In 2019, the WGRF initiated Phase 2 of its capacity-building initiative — a competitive, proposal-based process to expand the tools (infrastructure and equipment) necessary to accelerate crop research for the benefit of field crop farmers in Western Canada.
“WGRF is projecting over $53 million of research funding over the next four years for new and ongoing initiatives,” explains Patterson. “This includes the Phase 1 and Phase 2 Capacity Initiatives, Five Research Clusters, and funding for both new and ongoing research projects.
Industry Changes Coming
Like any industry, Degenhardt says there will be significant changes in agriculture over the next five to 10 years. Continuing to fund research will help farmers stay in the game and get a good return.
“We are in the early stages. WGRF is conducting stakeholder consultations to identify and confirm cross-cutting crop production issues of greatest concern to farmers. We are currently reaching out to farmers, scientists, industry, and agronomists to develop a farmer-focused research plan. We will have more details as we progress, but the goal is to renew the WGRF research plan to drive long-term, sustainable impact on western Canadian field crop farmers and their profitability.”
When asked how important the WGRF has been to the seed industry with respect to variety development, Degenhardt doesn’t hesitate.
“WGRF has an impressive record of funding wheat and barley variety development through the years, but it does not stop there. WGRF funds variety development in 15 different crops with the goal of helping deliver farmers varieties that not only offer higher yields but improved end-use properties, and better disease and insect resistance. The agronomy research we fund also contributes by helping to unlock the genetic potential of these varieties for higher yields.”
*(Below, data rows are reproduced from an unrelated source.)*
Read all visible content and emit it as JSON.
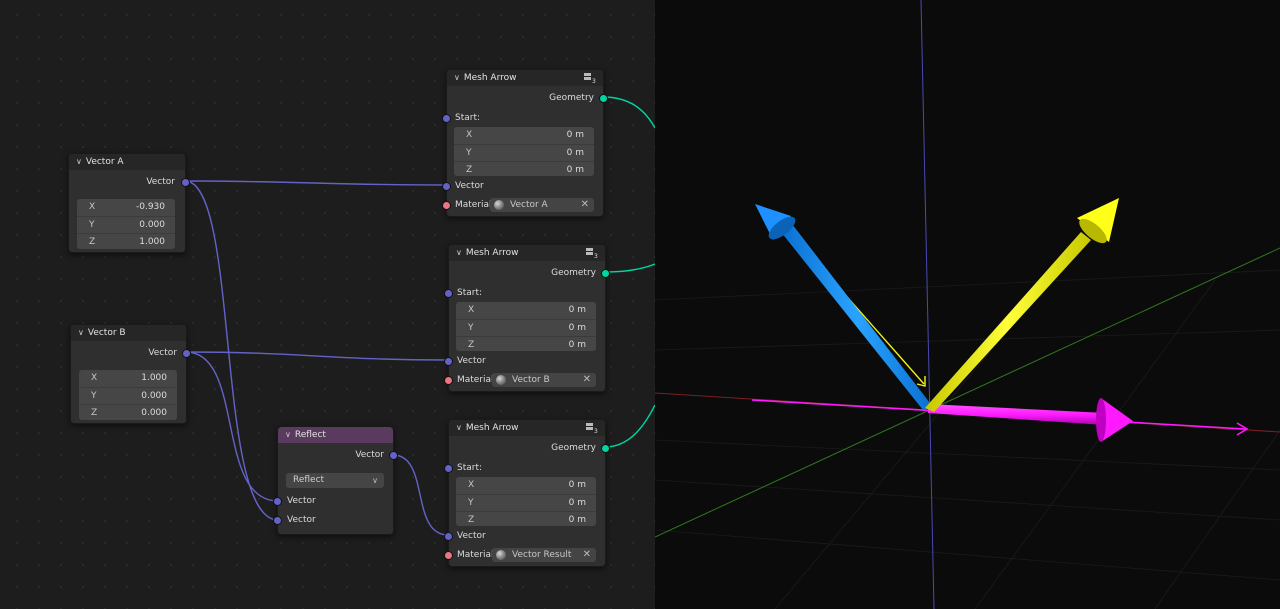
{
  "node_editor": {
    "vector_a": {
      "title": "Vector A",
      "output_label": "Vector",
      "fields": [
        {
          "label": "X",
          "value": "-0.930"
        },
        {
          "label": "Y",
          "value": "0.000"
        },
        {
          "label": "Z",
          "value": "1.000"
        }
      ]
    },
    "vector_b": {
      "title": "Vector B",
      "output_label": "Vector",
      "fields": [
        {
          "label": "X",
          "value": "1.000"
        },
        {
          "label": "Y",
          "value": "0.000"
        },
        {
          "label": "Z",
          "value": "0.000"
        }
      ]
    },
    "reflect": {
      "title": "Reflect",
      "output_label": "Vector",
      "operation": "Reflect",
      "input1_label": "Vector",
      "input2_label": "Vector"
    },
    "mesh_arrows": [
      {
        "title": "Mesh Arrow",
        "user_count": "3",
        "output_label": "Geometry",
        "start_label": "Start:",
        "fields": [
          {
            "label": "X",
            "value": "0 m"
          },
          {
            "label": "Y",
            "value": "0 m"
          },
          {
            "label": "Z",
            "value": "0 m"
          }
        ],
        "vector_label": "Vector",
        "material_label": "Material:",
        "material_name": "Vector A"
      },
      {
        "title": "Mesh Arrow",
        "user_count": "3",
        "output_label": "Geometry",
        "start_label": "Start:",
        "fields": [
          {
            "label": "X",
            "value": "0 m"
          },
          {
            "label": "Y",
            "value": "0 m"
          },
          {
            "label": "Z",
            "value": "0 m"
          }
        ],
        "vector_label": "Vector",
        "material_label": "Material:",
        "material_name": "Vector B"
      },
      {
        "title": "Mesh Arrow",
        "user_count": "3",
        "output_label": "Geometry",
        "start_label": "Start:",
        "fields": [
          {
            "label": "X",
            "value": "0 m"
          },
          {
            "label": "Y",
            "value": "0 m"
          },
          {
            "label": "Z",
            "value": "0 m"
          }
        ],
        "vector_label": "Vector",
        "material_label": "Material:",
        "material_name": "Vector Result"
      }
    ]
  },
  "colors": {
    "vector_socket": "#6363c7",
    "geometry_socket": "#00d6a3",
    "material_socket": "#eb7582",
    "reflect_header": "#5a3a5e",
    "arrow_vector_a": "#1e90ff",
    "arrow_vector_result": "#f5f516",
    "arrow_vector_b": "#ff19ff",
    "axis_x": "#7a2020",
    "axis_y": "#2f7a1f",
    "axis_z": "#4a4ab0"
  }
}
Graf concurs and adds, “WGRF has had a huge impact in all aspects of the western Canadian grain industry. The scope of that impact encompasses projects from that of basic higher risk research to the applied disciplines of plant breeding and agronomy. WGRF’s involvement in funding plant breeding since 1995 effectively doubled the rate of yield increase in western Canadian wheat. That’s huge.”
As for what the next year or two holds for the Western Grains Research Foundation, Patterson says COVID has obviously affected everything including research, scientists and organizations that fund the research.
“However, we’ve got over 170 projects that we’re currently funding. Most projects are going to be impacted, but we don’t know the extent to it yet. It’s unlikely that any WGRF-funded research will be cancelled because the foundation supports multi-year projects, over three to five years. We will continue to work with the researchers and institutions, to give them the flexibility they need to adjust their timelines due to COVID.”
Adds Degenhardt: “There’s going to be some significant changes in agriculture over the next five to 10 years, we need to continue to fund research that will help farmers stay in the game and get a good return.”